Among many key resources, the region suffers a detrimental shortage of affordable assistance for those who are seeking citizenship or have other immigration-related needs. Those who need legal help are routinely exploited by unqualified, unethical, and fraudulent attorneys and notaries who charge exorbitant fees.
Working together, PVD and EVA have aimed to provide direct support to address these and other specific needs, along with training and ongoing support to activate members to identify and solve these kinds of persistent challenges through community organizing and membership in a network of active families, from the local to national level.
As these families look to build their collective strength and power, Yareli Herrera is one of more than 250 community members in the Rio Grande Valley who have signed up as shared PVD + EVA members.
In addition to citizenship classes, PVD + EVA members have received access to free, quality immigration legal services, as well as computer and internet resources at the PVD center and additional administrative supports for completing citizenship applications, including copying, faxing, and notary services.
As another important benefit, members have received PVD + EVA membership ID cards that they have used for opening bank accounts, registering vehicles, and confirming their identity with local schools and other civic institutions. As members attest, this support has helped meet the pressing need for formal identification – and corresponding access to services – among low-income and undocumented families in the region.

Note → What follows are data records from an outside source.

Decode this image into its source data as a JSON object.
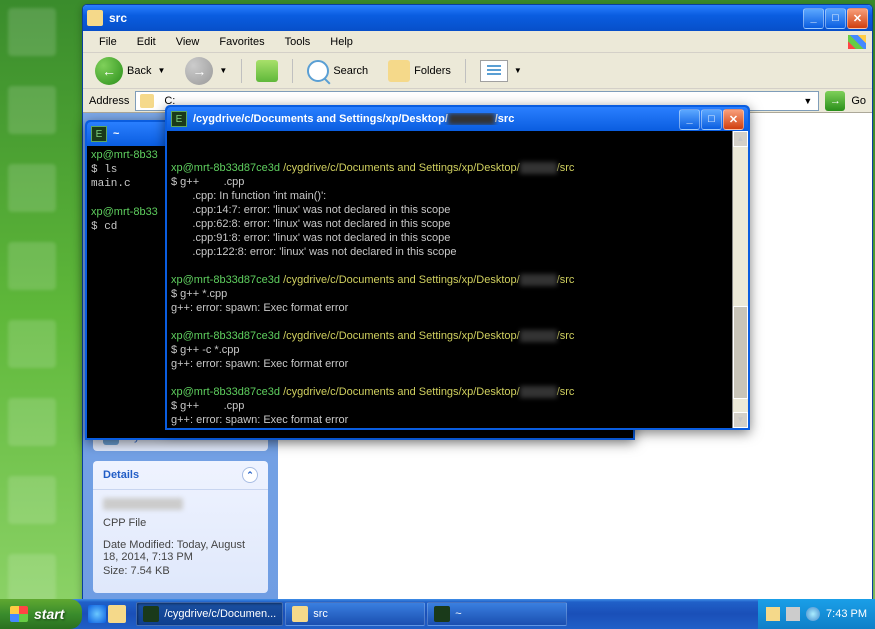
{
  "explorer": {
    "title": "src",
    "menubar": {
      "file": "File",
      "edit": "Edit",
      "view": "View",
      "favorites": "Favorites",
      "tools": "Tools",
      "help": "Help"
    },
    "toolbar": {
      "back": "Back",
      "search": "Search",
      "folders": "Folders"
    },
    "addressbar": {
      "label": "Address",
      "value": "C:",
      "go": "Go"
    },
    "details_panel": {
      "title": "Details",
      "filetype": "CPP File",
      "modified": "Date Modified: Today, August 18, 2014, 7:13 PM",
      "size": "Size: 7.54 KB"
    },
    "other_places_item": "My Network Places"
  },
  "term_back": {
    "title": "~",
    "lines": [
      {
        "prompt": "xp@mrt-8b33",
        "rest": ""
      },
      {
        "cmd": "$ ls"
      },
      {
        "out": "main.c"
      },
      {
        "blank": true
      },
      {
        "prompt": "xp@mrt-8b33",
        "rest": ""
      },
      {
        "cmd": "$ cd "
      }
    ]
  },
  "term_front": {
    "title": "/cygdrive/c/Documents and Settings/xp/Desktop/",
    "title_suffix": "/src",
    "path_prefix": "/cygdrive/c/Documents and Settings/xp/Desktop/",
    "path_suffix": "/src",
    "prompt_user": "xp@mrt-8b33d87ce3d",
    "blocks": [
      {
        "cmd": "$ g++        .cpp",
        "out": [
          "       .cpp: In function 'int main()':",
          "       .cpp:14:7: error: 'linux' was not declared in this scope",
          "       .cpp:62:8: error: 'linux' was not declared in this scope",
          "       .cpp:91:8: error: 'linux' was not declared in this scope",
          "       .cpp:122:8: error: 'linux' was not declared in this scope"
        ]
      },
      {
        "cmd": "$ g++ *.cpp",
        "out": [
          "g++: error: spawn: Exec format error"
        ]
      },
      {
        "cmd": "$ g++ -c *.cpp",
        "out": [
          "g++: error: spawn: Exec format error"
        ]
      },
      {
        "cmd": "$ g++        .cpp",
        "out": [
          "g++: error: spawn: Exec format error"
        ]
      },
      {
        "cmd": "$",
        "out": []
      }
    ]
  },
  "taskbar": {
    "start": "start",
    "tasks": [
      {
        "label": "/cygdrive/c/Documen...",
        "icon_bg": "#1a3a1a",
        "active": true
      },
      {
        "label": "src",
        "icon_bg": "#f5d98a",
        "active": false
      },
      {
        "label": "~",
        "icon_bg": "#1a3a1a",
        "active": false
      }
    ],
    "clock": "7:43 PM"
  }
}
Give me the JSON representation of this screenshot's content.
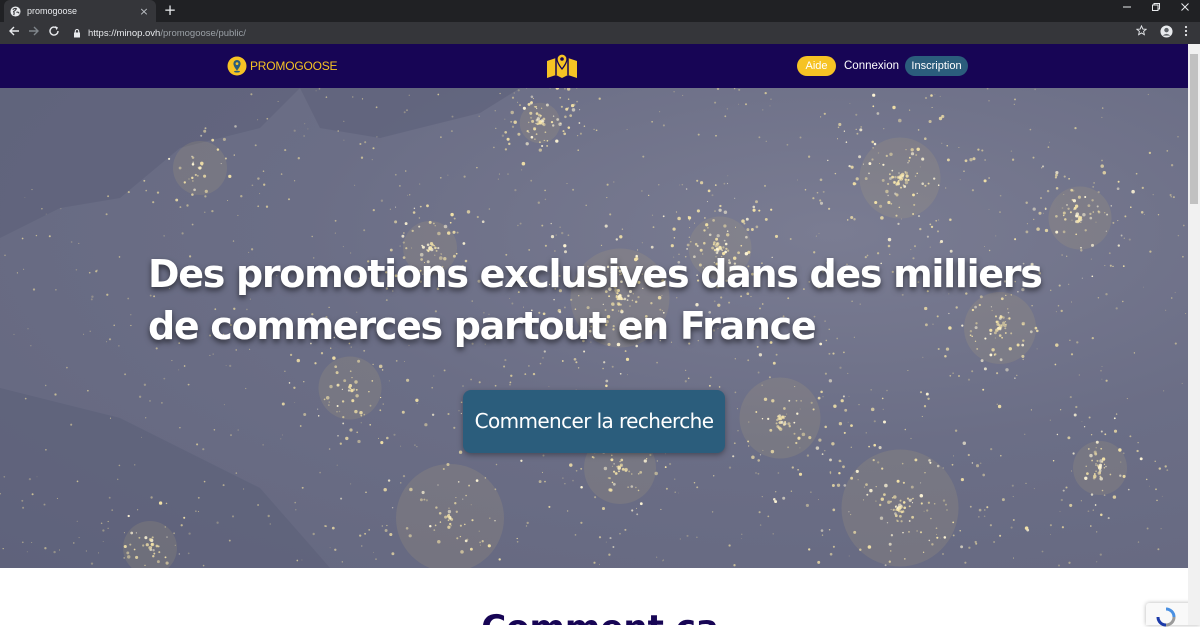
{
  "browser": {
    "tab_title": "promogoose",
    "tab_close_glyph": "×",
    "new_tab_glyph": "+",
    "url_host": "https://minop.ovh",
    "url_path": "/promogoose/public/",
    "icons": [
      "globe-icon",
      "back-arrow-icon",
      "forward-arrow-icon",
      "reload-icon",
      "lock-icon",
      "star-icon",
      "profile-icon",
      "kebab-menu-icon",
      "minimize-icon",
      "restore-icon",
      "close-icon"
    ]
  },
  "site": {
    "brand_name": "PROMOGOOSE",
    "nav": {
      "aide": "Aide",
      "connexion": "Connexion",
      "inscription": "Inscription"
    },
    "colors": {
      "header_bg": "#170555",
      "accent_yellow": "#f6c324",
      "button_blue": "#2b5d7c"
    }
  },
  "hero": {
    "title": "Des promotions exclusives dans des milliers de commerces partout en France",
    "cta": "Commencer la recherche"
  },
  "section": {
    "heading": "Comment ça marche ?"
  }
}
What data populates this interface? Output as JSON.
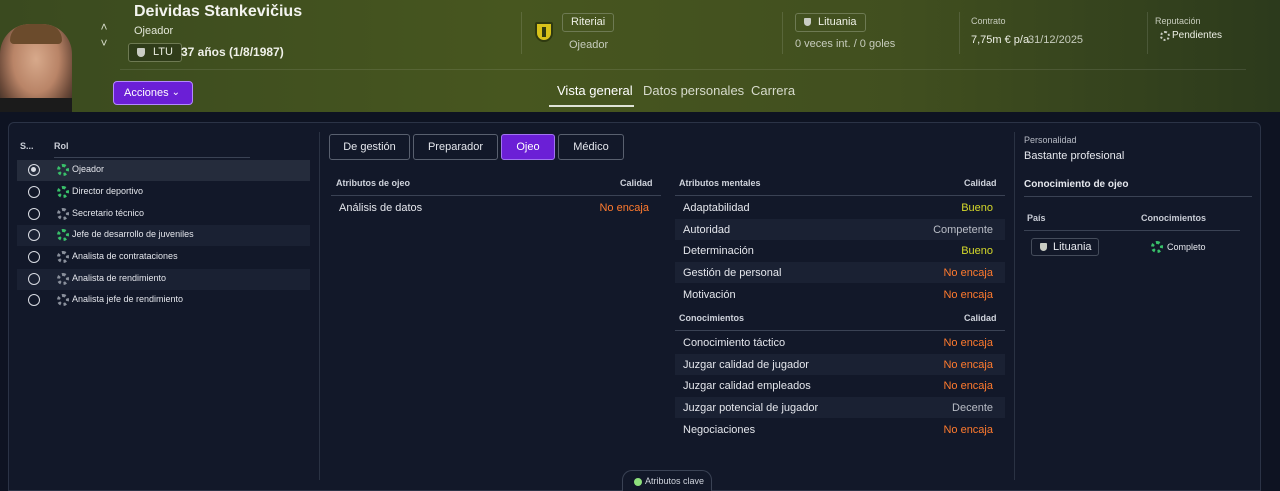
{
  "header": {
    "player_name": "Deividas Stankevičius",
    "player_role": "Ojeador",
    "nationality_code": "LTU",
    "age": "37 años (1/8/1987)",
    "actions_label": "Acciones",
    "club_name": "Riteriai",
    "club_role": "Ojeador",
    "country": "Lituania",
    "caps_goals": "0 veces int. / 0 goles",
    "contract_label": "Contrato",
    "contract_wage": "7,75m € p/a",
    "contract_end": "31/12/2025",
    "reputation_label": "Reputación",
    "reputation_value": "Pendientes"
  },
  "tabs": [
    "Vista general",
    "Datos personales",
    "Carrera"
  ],
  "active_tab": "Vista general",
  "roles": {
    "col_selected": "S...",
    "col_role": "Rol",
    "items": [
      {
        "label": "Ojeador",
        "selected": true,
        "icon": "green"
      },
      {
        "label": "Director deportivo",
        "selected": false,
        "icon": "green"
      },
      {
        "label": "Secretario técnico",
        "selected": false,
        "icon": "grey"
      },
      {
        "label": "Jefe de desarrollo de juveniles",
        "selected": false,
        "icon": "green"
      },
      {
        "label": "Analista de contrataciones",
        "selected": false,
        "icon": "grey"
      },
      {
        "label": "Analista de rendimiento",
        "selected": false,
        "icon": "grey"
      },
      {
        "label": "Analista jefe de rendimiento",
        "selected": false,
        "icon": "grey"
      }
    ]
  },
  "segments": [
    "De gestión",
    "Preparador",
    "Ojeo",
    "Médico"
  ],
  "active_segment": "Ojeo",
  "scout_attrs": {
    "title": "Atributos de ojeo",
    "quality_header": "Calidad",
    "rows": [
      {
        "name": "Análisis de datos",
        "quality": "No encaja"
      }
    ]
  },
  "mental_attrs": {
    "title": "Atributos mentales",
    "quality_header": "Calidad",
    "rows": [
      {
        "name": "Adaptabilidad",
        "quality": "Bueno"
      },
      {
        "name": "Autoridad",
        "quality": "Competente"
      },
      {
        "name": "Determinación",
        "quality": "Bueno"
      },
      {
        "name": "Gestión de personal",
        "quality": "No encaja"
      },
      {
        "name": "Motivación",
        "quality": "No encaja"
      }
    ]
  },
  "knowledge_attrs": {
    "title": "Conocimientos",
    "quality_header": "Calidad",
    "rows": [
      {
        "name": "Conocimiento táctico",
        "quality": "No encaja"
      },
      {
        "name": "Juzgar calidad de jugador",
        "quality": "No encaja"
      },
      {
        "name": "Juzgar calidad empleados",
        "quality": "No encaja"
      },
      {
        "name": "Juzgar potencial de jugador",
        "quality": "Decente"
      },
      {
        "name": "Negociaciones",
        "quality": "No encaja"
      }
    ]
  },
  "personality": {
    "label": "Personalidad",
    "value": "Bastante profesional"
  },
  "scout_knowledge": {
    "title": "Conocimiento de ojeo",
    "col_country": "País",
    "col_knowledge": "Conocimientos",
    "country": "Lituania",
    "knowledge": "Completo"
  },
  "key_attributes_label": "Atributos clave",
  "colors": {
    "accent": "#6b1fd6",
    "bad": "#ff7a2e",
    "good": "#d6d92a",
    "neutral": "#b9bdc6",
    "green_icon": "#39c06a"
  }
}
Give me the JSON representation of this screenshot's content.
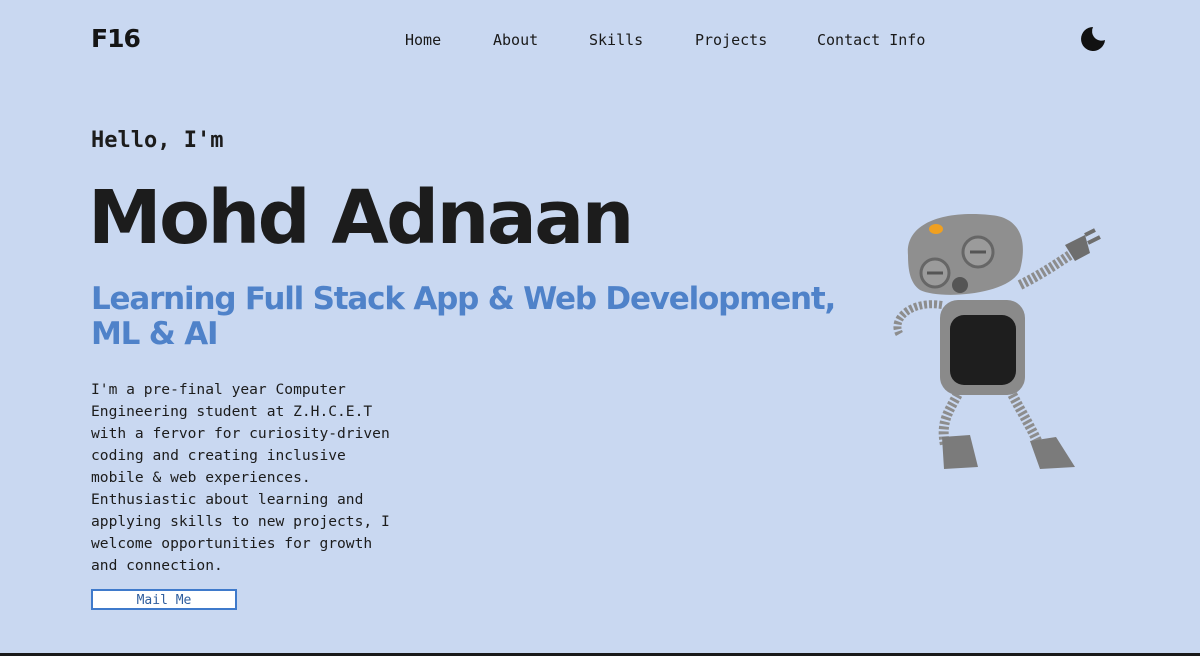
{
  "header": {
    "logo": "F16",
    "nav": [
      {
        "label": "Home"
      },
      {
        "label": "About"
      },
      {
        "label": "Skills"
      },
      {
        "label": "Projects"
      },
      {
        "label": "Contact Info"
      }
    ],
    "theme_toggle_icon": "moon-icon"
  },
  "hero": {
    "greeting": "Hello, I'm",
    "name": "Mohd Adnaan",
    "tagline": "Learning Full Stack App & Web Development, ML & AI",
    "bio_lines": [
      "I'm a pre-final year Computer",
      "Engineering student at Z.H.C.E.T",
      "with a fervor for curiosity-driven",
      "coding and creating inclusive",
      "mobile & web experiences.",
      "Enthusiastic about learning and",
      "applying skills to new projects, I",
      "welcome opportunities for growth",
      "and connection."
    ],
    "cta_label": "Mail Me",
    "illustration": "dabbing-robot-illustration"
  },
  "colors": {
    "background": "#c9d8f1",
    "accent": "#4f82c9",
    "text": "#1c1c1c"
  }
}
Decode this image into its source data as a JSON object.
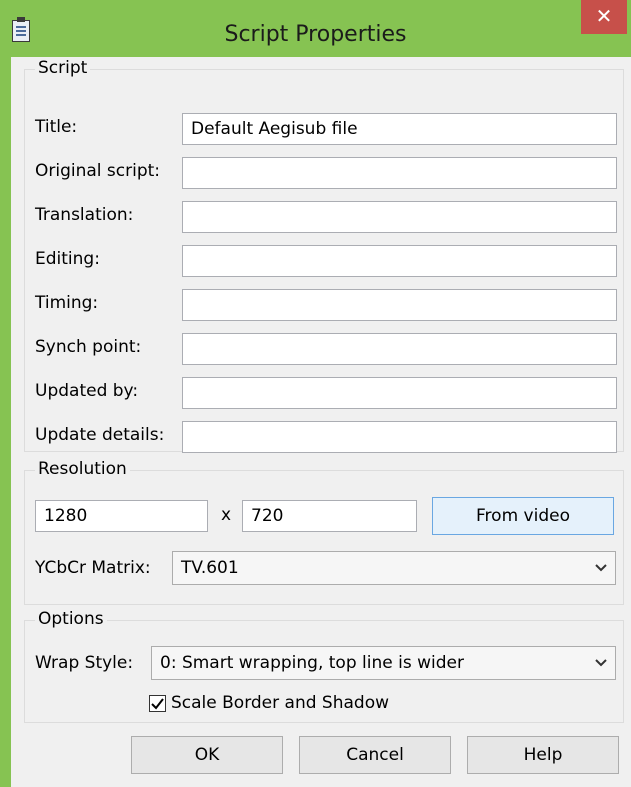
{
  "window": {
    "title": "Script Properties",
    "close_glyph": "✕",
    "frame_color": "#86c352",
    "close_color": "#c7504a"
  },
  "script_group": {
    "legend": "Script",
    "fields": [
      {
        "label": "Title:",
        "value": "Default Aegisub file"
      },
      {
        "label": "Original script:",
        "value": ""
      },
      {
        "label": "Translation:",
        "value": ""
      },
      {
        "label": "Editing:",
        "value": ""
      },
      {
        "label": "Timing:",
        "value": ""
      },
      {
        "label": "Synch point:",
        "value": ""
      },
      {
        "label": "Updated by:",
        "value": ""
      },
      {
        "label": "Update details:",
        "value": ""
      }
    ]
  },
  "resolution_group": {
    "legend": "Resolution",
    "width": "1280",
    "separator": "x",
    "height": "720",
    "from_video_label": "From video",
    "ycbcr_label": "YCbCr Matrix:",
    "ycbcr_value": "TV.601"
  },
  "options_group": {
    "legend": "Options",
    "wrap_label": "Wrap Style:",
    "wrap_value": "0: Smart wrapping, top line is wider",
    "scale_label": "Scale Border and Shadow",
    "scale_checked": true
  },
  "buttons": {
    "ok": "OK",
    "cancel": "Cancel",
    "help": "Help"
  },
  "icons": {
    "app": "script-document-icon",
    "close": "close-icon",
    "dropdown": "chevron-down-icon",
    "check": "checkmark-icon"
  }
}
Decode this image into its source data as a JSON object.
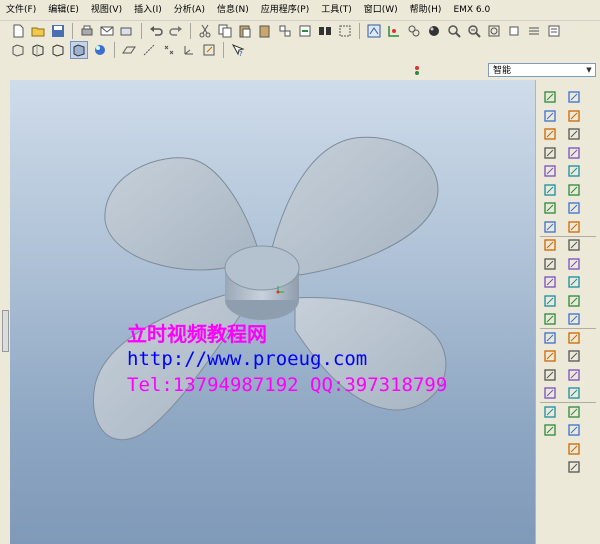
{
  "menubar": {
    "items": [
      "文件(F)",
      "编辑(E)",
      "视图(V)",
      "插入(I)",
      "分析(A)",
      "信息(N)",
      "应用程序(P)",
      "工具(T)",
      "窗口(W)",
      "帮助(H)",
      "EMX 6.0"
    ]
  },
  "toolbar": {
    "filter_value": "智能"
  },
  "watermark": {
    "title": "立时视频教程网",
    "url": "http://www.proeug.com",
    "contact": "Tel:13794987192  QQ:397318799"
  },
  "colors": {
    "background_top": "#cfdcea",
    "background_bottom": "#7f99b8",
    "model": "#b7c3cf",
    "watermark_magenta": "#ff00ff",
    "watermark_blue": "#0000ff"
  }
}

PVD + EVA members have also enjoyed special opportunities, including a back-to-school community resource event where member families received free health check-ups, school supplies, haircuts, and other supports to help them kick off the new school year.
While accessing essential resources that foster inclusion, stability, and opportunity, PVD + EVA members are also looking at the bigger picture of addressing their shared priorities through collective action and policy advocacy.
Expanding on the program’s initial community organizing work, members used a gathering in May to identify a number of community-level concerns that could be addressed through collective advocacy, such as securing effective drainage, more streetlights, and clean water systems for their largely unincorporated neighborhoods.
Since then, PVD has hired two community organizers, who are leading the charge by bringing community members together to address these issues. In support of these efforts, EVA will conduct a campaign development training for shared PVD + EVA members in September.
“As we continue to grow our shared member base, the opportunities to make lasting change in Brownsville are expanding,” said Rose Berry, EVA’s Community Organizing Manager. “More people power means more leverage to demand that community voices are taken seriously. Simultaneously, community members are being trained in organizing and PVD has been expanding their on-the-ground team to engage members in real action. We are excited for the change underway – change that this project has contributed to in major ways.”
Learn more about the PVD + EVA Partnership here.